That is why I am so pleased the Yorkshire Dales National Park, along with the Lake District National Park, have today expanded their boundaries for the first time, protecting an extra 200 square miles of some of the world’s most stunning landscapes.

This is an area bigger than the Isle of Wight which will create England’s largest stretch of almost continuous National Park.

The Dales area already attracts 9.3 million visits every year and generates £605m for our economy. This rises to 26 million and £1.8bn if you include the Lakes. From the historic Sizergh Castle to the delightful village of Orton, I hope this will encourage thousands more people to come and enjoy these beautiful areas.

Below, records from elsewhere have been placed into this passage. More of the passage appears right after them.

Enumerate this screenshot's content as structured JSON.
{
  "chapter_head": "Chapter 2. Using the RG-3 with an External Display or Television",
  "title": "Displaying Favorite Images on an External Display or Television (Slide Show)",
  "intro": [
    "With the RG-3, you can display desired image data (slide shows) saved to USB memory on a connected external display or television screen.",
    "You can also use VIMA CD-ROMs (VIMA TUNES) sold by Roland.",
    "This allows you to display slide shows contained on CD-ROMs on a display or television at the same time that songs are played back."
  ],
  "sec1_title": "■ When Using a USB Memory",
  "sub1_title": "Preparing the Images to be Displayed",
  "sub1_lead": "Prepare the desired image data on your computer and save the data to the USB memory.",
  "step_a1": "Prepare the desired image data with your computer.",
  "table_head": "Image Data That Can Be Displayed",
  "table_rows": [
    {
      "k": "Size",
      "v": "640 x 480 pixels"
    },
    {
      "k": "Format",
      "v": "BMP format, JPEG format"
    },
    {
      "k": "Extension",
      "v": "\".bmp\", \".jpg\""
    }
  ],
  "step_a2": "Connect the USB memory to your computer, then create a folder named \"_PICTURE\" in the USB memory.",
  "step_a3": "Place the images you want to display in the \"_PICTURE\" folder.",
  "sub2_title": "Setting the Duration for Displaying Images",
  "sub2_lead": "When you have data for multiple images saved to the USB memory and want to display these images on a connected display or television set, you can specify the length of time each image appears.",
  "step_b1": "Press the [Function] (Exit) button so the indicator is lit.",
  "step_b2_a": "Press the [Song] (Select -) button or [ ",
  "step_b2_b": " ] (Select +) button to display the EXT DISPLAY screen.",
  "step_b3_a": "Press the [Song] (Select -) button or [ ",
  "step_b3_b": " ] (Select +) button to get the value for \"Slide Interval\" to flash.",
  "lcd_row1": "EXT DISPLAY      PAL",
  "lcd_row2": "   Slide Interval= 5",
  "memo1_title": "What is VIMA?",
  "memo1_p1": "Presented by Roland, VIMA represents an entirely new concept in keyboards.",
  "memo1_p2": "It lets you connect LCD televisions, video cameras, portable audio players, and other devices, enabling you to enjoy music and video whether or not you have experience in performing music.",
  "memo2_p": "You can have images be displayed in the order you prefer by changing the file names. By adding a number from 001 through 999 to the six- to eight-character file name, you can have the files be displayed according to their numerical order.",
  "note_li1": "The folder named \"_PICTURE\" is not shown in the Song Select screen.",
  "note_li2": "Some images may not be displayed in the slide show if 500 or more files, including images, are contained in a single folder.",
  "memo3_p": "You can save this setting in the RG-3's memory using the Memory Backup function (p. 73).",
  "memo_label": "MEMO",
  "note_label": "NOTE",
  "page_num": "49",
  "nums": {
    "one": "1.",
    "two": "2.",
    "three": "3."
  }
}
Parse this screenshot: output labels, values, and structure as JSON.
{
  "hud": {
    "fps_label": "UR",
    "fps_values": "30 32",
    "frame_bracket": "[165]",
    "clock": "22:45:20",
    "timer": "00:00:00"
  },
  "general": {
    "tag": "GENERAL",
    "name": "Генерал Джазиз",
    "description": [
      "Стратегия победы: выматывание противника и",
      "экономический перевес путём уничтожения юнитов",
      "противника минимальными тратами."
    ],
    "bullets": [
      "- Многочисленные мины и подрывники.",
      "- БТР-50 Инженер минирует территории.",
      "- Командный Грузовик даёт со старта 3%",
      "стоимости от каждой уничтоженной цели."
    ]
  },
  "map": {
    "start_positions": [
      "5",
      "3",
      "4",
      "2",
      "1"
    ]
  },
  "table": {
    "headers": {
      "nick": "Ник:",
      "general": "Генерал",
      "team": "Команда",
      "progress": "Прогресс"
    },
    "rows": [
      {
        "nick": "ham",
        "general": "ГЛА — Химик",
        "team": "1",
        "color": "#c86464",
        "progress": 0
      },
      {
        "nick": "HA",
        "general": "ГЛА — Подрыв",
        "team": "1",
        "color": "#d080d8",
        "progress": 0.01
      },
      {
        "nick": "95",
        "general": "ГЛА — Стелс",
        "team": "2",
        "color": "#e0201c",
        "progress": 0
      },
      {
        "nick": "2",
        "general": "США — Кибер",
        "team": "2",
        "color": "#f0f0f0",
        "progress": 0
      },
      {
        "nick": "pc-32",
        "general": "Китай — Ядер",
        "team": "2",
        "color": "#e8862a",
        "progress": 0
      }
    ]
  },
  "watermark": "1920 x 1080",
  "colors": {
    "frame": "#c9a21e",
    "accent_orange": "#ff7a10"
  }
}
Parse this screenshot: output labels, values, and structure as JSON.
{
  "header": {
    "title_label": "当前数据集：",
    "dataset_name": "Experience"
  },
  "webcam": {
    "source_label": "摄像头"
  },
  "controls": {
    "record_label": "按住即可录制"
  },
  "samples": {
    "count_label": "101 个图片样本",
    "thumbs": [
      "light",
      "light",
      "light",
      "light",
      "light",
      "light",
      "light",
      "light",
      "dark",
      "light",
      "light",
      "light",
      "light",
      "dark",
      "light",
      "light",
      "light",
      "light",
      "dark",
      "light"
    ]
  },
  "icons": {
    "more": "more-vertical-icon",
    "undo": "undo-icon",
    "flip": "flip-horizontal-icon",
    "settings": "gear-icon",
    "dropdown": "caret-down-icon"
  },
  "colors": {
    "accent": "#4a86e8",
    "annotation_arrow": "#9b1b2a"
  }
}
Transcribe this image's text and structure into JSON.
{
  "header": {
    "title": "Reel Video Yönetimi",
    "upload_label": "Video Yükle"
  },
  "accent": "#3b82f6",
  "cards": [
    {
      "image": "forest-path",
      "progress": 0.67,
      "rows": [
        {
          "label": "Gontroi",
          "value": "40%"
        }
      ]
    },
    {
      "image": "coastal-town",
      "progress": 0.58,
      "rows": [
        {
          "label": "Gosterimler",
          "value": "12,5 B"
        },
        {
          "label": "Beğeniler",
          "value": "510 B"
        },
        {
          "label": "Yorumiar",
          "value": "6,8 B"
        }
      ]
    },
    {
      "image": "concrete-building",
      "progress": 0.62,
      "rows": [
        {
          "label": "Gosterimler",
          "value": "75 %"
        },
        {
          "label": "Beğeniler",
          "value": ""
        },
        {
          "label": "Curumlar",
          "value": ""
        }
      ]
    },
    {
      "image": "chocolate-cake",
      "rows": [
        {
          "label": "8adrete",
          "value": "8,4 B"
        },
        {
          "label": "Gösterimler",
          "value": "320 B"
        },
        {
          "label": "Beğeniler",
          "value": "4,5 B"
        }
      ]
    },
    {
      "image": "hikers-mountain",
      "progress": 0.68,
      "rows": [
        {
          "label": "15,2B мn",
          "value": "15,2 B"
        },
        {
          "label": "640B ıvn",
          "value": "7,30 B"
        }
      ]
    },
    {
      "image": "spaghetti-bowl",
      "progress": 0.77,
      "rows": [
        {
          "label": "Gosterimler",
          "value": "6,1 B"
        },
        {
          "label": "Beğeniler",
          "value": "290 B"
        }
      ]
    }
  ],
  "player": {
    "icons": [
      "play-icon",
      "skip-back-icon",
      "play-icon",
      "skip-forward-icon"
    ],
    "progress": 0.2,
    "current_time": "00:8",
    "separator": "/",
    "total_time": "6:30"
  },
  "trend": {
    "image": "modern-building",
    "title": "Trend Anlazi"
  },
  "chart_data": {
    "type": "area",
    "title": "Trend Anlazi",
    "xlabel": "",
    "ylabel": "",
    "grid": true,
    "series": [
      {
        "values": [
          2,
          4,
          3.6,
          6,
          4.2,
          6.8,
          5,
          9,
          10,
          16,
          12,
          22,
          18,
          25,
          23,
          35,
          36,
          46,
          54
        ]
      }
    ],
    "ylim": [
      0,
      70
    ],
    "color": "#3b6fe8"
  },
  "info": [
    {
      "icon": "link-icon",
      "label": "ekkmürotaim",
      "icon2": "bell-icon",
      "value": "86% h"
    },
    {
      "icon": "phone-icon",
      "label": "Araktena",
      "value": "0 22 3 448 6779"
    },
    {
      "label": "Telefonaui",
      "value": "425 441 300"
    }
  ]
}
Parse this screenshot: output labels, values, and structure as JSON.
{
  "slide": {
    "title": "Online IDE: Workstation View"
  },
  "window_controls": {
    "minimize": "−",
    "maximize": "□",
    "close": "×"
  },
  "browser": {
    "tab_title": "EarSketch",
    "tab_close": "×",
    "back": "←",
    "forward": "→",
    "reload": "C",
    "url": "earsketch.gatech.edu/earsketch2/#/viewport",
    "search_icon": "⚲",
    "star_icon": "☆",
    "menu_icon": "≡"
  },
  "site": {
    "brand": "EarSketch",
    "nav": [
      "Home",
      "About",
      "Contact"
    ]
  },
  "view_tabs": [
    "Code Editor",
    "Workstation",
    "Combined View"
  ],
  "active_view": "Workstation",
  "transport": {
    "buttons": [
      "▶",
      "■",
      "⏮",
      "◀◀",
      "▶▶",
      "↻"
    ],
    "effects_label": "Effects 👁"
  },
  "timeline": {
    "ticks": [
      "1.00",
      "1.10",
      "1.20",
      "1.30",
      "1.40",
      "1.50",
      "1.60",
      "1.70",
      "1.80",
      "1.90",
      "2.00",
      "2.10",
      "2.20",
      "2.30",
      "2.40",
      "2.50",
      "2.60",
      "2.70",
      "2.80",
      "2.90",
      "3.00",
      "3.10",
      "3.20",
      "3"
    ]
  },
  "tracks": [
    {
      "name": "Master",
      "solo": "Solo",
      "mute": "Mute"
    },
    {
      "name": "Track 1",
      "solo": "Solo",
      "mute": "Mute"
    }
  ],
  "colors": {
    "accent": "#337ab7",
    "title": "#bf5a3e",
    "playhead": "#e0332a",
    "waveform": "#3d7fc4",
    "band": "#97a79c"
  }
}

The success of our National Parks is a story told across the country – they attract 90 million visitors a year and contribute £4bn to our growing economy. They are an important part of our national identity and I want to open up these world-class cultural attractions to a much bigger audience – both at home and on an international scale. That is why we will be promoting these uniquely British environments around the globe through the GREAT campaign and why, closer to home, we’ll be sending the message that the North is open for business.

In doing so, I want to increase annual visitor numbers to 100 million, bringing an extra £440m to local businesses.

These are impressive figures that translate to cash in the tills of small businesses, jobs for local people and investment in infrastructure.

Not only are our National Parks important for our nation’s economic health but they greatly benefit our physical and mental wellbeing.

Research from Natural England shows taking part in nature-based activities can reduce anxiety, stress and depression. Encouraging children to get outside and get active is also key to tackling long-term problems like obesity.

The opportunities for getting outdoors are huge, with over two thirds of people in England now living within half an hour of a National Park or an Area of Outstanding Natural Beauty. It is really important that people take advantage of what is on their doorstep. Only by connecting with our local environment will we be able to benefit from the value of these national treasures and make sure they are protected for generations to come.

This will also protect the haven for many of our most important plants and animals. In the Dales alone there are more than 1,000 species of moths, 100 species of nesting birds, and over 25 species of butterflies. There is even a species of moss that grows nowhere else in the world.

Only by protecting, enhancing and investing in the natural environment will we become a more prosperous nation with better life chances for our children and grandchildren. To unlock this potential, we need a long-term vision.

The UK has always been a world leader in environment protection, whether it was our role in combatting acid rain or, more recently, the climate change negotiations in Paris.

At home, we have ambitious manifesto commitments to plant a further 11 million trees, improve our air quality and create a ‘blue belt’ to protect our marine habitats.

We are currently working on a 25 Year Environment Plan – an open, forward-looking approach that will safeguard the future of our environment for generations to come. The expansion of the Dales and Lakes is just one step on this road, and I would like to take this opportunity to acknowledge the landowners and farmers, and all countryside managers, for their stewardship of this glorious part of the United Kingdom.

There is more to be done to make Britain a cleaner, greener and heathier place to live and work. As we look to the future, it is vital that we harness the knowledge, experience and common sense of local people – you know Yorkshire and its environment better than anyone else. I look forward to working with all who make such a contribution to the National Parks as we look to protect and improve our environment for generations to come.

Lord Gardiner of Kimble is Parliamentary Under Secretary of State for the Department for Environment, Food and Rural Affairs.